■ **Records provided**:
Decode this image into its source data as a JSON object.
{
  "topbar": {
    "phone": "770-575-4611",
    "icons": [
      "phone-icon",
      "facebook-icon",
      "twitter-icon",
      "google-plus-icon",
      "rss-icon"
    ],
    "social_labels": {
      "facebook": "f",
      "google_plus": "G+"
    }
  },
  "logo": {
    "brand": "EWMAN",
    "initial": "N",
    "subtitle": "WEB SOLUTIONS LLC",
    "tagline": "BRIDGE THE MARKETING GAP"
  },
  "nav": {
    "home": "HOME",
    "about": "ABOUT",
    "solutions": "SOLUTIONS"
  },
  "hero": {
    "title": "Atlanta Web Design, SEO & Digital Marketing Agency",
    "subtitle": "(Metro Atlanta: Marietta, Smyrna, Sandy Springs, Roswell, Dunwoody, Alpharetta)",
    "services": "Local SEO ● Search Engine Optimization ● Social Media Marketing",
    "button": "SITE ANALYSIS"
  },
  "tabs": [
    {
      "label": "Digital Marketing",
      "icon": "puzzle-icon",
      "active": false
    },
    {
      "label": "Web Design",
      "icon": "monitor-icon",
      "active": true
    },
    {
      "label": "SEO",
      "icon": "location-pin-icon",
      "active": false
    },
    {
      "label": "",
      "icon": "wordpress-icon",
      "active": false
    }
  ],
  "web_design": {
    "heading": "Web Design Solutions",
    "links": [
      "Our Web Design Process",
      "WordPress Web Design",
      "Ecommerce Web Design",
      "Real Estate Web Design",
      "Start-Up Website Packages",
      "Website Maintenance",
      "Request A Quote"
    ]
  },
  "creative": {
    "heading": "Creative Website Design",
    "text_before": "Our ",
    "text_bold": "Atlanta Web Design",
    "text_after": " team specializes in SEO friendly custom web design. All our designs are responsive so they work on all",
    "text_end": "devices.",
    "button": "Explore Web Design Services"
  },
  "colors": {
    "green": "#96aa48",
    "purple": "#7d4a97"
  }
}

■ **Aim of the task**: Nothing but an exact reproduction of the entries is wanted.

■ **Result of the task**:
Decode this image into its source data as a JSON object.
{
  "topbar": {
    "phone": "770-575-4611",
    "icons": [
      "phone-icon",
      "facebook-icon",
      "twitter-icon",
      "google-plus-icon",
      "rss-icon"
    ],
    "social_labels": {
      "facebook": "f",
      "google_plus": "G+"
    }
  },
  "logo": {
    "brand": "EWMAN",
    "initial": "N",
    "subtitle": "WEB SOLUTIONS LLC",
    "tagline": "BRIDGE THE MARKETING GAP"
  },
  "nav": {
    "home": "HOME",
    "about": "ABOUT",
    "solutions": "SOLUTIONS"
  },
  "hero": {
    "title": "Atlanta Web Design, SEO & Digital Marketing Agency",
    "subtitle": "(Metro Atlanta: Marietta, Smyrna, Sandy Springs, Roswell, Dunwoody, Alpharetta)",
    "services": "Local SEO ● Search Engine Optimization ● Social Media Marketing",
    "button": "SITE ANALYSIS"
  },
  "tabs": [
    {
      "label": "Digital Marketing",
      "icon": "puzzle-icon",
      "active": false
    },
    {
      "label": "Web Design",
      "icon": "monitor-icon",
      "active": true
    },
    {
      "label": "SEO",
      "icon": "location-pin-icon",
      "active": false
    },
    {
      "label": "",
      "icon": "wordpress-icon",
      "active": false
    }
  ],
  "web_design": {
    "heading": "Web Design Solutions",
    "links": [
      "Our Web Design Process",
      "WordPress Web Design",
      "Ecommerce Web Design",
      "Real Estate Web Design",
      "Start-Up Website Packages",
      "Website Maintenance",
      "Request A Quote"
    ]
  },
  "creative": {
    "heading": "Creative Website Design",
    "text_before": "Our ",
    "text_bold": "Atlanta Web Design",
    "text_after": " team specializes in SEO friendly custom web design. All our designs are responsive so they work on all",
    "text_end": "devices.",
    "button": "Explore Web Design Services"
  },
  "colors": {
    "green": "#96aa48",
    "purple": "#7d4a97"
  }
}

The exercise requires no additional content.